MATERIAL SHOWN
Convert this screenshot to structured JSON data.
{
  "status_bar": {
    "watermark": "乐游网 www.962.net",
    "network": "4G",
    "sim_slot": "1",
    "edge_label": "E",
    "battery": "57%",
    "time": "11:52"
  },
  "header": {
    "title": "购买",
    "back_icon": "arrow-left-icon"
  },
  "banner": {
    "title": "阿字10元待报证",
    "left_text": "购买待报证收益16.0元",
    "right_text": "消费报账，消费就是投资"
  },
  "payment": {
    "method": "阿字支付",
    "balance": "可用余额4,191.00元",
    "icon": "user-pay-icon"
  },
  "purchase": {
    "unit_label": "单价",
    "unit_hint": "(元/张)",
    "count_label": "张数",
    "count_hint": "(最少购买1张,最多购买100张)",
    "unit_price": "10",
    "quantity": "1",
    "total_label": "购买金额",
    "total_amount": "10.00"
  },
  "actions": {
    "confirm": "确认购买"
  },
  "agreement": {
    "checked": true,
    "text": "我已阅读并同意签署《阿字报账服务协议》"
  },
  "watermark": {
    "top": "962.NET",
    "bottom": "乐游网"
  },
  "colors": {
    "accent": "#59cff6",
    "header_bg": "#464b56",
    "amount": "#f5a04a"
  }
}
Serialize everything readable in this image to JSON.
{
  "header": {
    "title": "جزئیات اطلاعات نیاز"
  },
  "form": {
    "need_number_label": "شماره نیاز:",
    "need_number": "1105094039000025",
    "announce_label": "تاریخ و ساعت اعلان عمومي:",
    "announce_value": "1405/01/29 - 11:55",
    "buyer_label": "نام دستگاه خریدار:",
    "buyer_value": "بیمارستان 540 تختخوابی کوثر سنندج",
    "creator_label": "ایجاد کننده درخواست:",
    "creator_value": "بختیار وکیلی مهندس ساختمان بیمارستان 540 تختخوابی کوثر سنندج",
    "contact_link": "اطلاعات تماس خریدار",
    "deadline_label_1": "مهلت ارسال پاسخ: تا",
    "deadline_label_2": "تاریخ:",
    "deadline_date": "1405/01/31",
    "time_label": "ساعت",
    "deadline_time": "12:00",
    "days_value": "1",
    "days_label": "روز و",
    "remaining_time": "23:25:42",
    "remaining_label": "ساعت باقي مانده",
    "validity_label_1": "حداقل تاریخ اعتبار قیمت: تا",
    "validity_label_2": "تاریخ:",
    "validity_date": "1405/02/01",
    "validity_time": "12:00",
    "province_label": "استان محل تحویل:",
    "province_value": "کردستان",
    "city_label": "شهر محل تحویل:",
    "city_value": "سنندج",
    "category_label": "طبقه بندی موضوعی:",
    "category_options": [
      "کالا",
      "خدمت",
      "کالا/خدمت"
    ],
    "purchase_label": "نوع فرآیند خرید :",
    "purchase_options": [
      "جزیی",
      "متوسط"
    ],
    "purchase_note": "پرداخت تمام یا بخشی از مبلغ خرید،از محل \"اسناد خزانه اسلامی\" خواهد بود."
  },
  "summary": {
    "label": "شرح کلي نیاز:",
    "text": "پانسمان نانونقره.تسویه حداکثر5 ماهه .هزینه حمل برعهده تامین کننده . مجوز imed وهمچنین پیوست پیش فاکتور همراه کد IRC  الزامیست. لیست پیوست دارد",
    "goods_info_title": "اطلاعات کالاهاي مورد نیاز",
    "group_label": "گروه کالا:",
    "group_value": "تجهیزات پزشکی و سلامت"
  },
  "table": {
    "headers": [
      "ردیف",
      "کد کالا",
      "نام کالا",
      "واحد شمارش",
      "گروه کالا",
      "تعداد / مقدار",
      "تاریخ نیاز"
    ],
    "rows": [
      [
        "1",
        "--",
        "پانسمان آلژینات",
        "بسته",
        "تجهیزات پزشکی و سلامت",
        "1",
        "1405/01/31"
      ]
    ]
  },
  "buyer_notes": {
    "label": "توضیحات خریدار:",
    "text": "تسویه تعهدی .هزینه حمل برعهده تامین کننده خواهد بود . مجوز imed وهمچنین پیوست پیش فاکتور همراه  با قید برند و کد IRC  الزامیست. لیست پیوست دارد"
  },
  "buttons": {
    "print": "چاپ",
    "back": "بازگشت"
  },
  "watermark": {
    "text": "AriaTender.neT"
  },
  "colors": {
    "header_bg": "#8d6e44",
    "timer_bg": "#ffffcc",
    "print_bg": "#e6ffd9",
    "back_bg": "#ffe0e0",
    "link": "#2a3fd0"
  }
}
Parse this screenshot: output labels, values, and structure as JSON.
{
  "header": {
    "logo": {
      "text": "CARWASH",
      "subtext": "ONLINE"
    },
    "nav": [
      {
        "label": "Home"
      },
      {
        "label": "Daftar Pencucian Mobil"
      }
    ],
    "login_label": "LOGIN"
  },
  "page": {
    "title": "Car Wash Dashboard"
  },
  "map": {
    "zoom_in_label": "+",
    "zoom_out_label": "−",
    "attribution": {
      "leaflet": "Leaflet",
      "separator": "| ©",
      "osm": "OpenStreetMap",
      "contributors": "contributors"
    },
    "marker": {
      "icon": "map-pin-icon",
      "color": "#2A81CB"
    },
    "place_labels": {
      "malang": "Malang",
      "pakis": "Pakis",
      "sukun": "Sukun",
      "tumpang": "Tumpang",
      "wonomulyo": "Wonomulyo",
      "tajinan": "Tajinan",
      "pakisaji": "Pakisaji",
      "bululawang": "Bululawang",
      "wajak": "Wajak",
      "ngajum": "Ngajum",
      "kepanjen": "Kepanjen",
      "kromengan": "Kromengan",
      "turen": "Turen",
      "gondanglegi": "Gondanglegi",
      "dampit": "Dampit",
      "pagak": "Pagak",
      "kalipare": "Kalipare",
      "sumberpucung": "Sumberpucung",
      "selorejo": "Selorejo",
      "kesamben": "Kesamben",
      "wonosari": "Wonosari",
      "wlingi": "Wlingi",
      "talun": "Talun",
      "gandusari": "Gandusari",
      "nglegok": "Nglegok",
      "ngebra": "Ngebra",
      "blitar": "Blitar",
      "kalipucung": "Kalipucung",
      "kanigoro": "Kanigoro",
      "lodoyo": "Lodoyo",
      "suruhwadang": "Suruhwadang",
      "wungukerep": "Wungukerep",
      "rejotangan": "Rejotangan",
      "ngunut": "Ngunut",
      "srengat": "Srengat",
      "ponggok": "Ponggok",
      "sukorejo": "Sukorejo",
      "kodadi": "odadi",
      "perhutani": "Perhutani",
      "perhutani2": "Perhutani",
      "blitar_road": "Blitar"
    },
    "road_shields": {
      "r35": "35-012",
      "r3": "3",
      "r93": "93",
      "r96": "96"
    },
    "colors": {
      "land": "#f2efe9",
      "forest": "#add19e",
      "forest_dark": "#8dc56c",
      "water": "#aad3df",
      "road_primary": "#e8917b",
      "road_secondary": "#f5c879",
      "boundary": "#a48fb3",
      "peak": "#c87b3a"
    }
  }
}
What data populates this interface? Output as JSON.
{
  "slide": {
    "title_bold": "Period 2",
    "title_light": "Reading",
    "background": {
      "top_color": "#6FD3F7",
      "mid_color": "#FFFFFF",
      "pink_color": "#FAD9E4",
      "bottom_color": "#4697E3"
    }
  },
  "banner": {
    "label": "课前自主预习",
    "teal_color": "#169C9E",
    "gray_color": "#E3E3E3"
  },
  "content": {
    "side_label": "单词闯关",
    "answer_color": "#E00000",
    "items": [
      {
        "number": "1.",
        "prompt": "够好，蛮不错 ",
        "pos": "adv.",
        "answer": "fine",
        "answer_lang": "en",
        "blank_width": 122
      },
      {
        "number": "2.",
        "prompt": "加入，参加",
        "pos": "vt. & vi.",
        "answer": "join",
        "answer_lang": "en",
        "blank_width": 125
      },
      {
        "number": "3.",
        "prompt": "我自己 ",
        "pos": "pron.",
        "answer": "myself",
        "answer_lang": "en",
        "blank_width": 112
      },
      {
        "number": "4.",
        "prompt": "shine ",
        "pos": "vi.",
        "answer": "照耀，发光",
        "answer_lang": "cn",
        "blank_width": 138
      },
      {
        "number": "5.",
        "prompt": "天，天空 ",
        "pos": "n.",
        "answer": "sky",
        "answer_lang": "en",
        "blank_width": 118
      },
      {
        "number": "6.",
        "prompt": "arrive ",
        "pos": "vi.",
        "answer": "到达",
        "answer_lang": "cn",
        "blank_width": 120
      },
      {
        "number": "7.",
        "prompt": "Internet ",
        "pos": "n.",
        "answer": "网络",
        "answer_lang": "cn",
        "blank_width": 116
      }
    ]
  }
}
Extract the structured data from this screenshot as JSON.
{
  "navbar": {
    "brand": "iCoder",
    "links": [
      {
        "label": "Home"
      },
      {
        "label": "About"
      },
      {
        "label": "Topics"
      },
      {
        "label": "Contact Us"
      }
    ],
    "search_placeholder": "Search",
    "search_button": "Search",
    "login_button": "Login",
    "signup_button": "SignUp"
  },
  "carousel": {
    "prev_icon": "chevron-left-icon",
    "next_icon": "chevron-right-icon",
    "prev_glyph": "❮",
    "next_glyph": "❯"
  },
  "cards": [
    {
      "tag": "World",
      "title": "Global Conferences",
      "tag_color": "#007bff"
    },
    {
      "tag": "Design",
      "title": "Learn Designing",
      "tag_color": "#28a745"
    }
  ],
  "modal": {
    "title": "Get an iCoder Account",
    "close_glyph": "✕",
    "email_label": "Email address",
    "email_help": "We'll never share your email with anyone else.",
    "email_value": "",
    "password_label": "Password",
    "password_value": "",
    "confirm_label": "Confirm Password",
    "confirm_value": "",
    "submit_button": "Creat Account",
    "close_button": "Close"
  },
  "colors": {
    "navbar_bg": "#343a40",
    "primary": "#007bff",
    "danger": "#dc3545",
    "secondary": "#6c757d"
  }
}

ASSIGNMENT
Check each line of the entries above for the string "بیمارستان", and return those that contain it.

REPLY
    "buyer_value": "بیمارستان 540 تختخوابی کوثر سنندج",
    "creator_value": "بختیار وکیلی مهندس ساختمان بیمارستان 540 تختخوابی کوثر سنندج",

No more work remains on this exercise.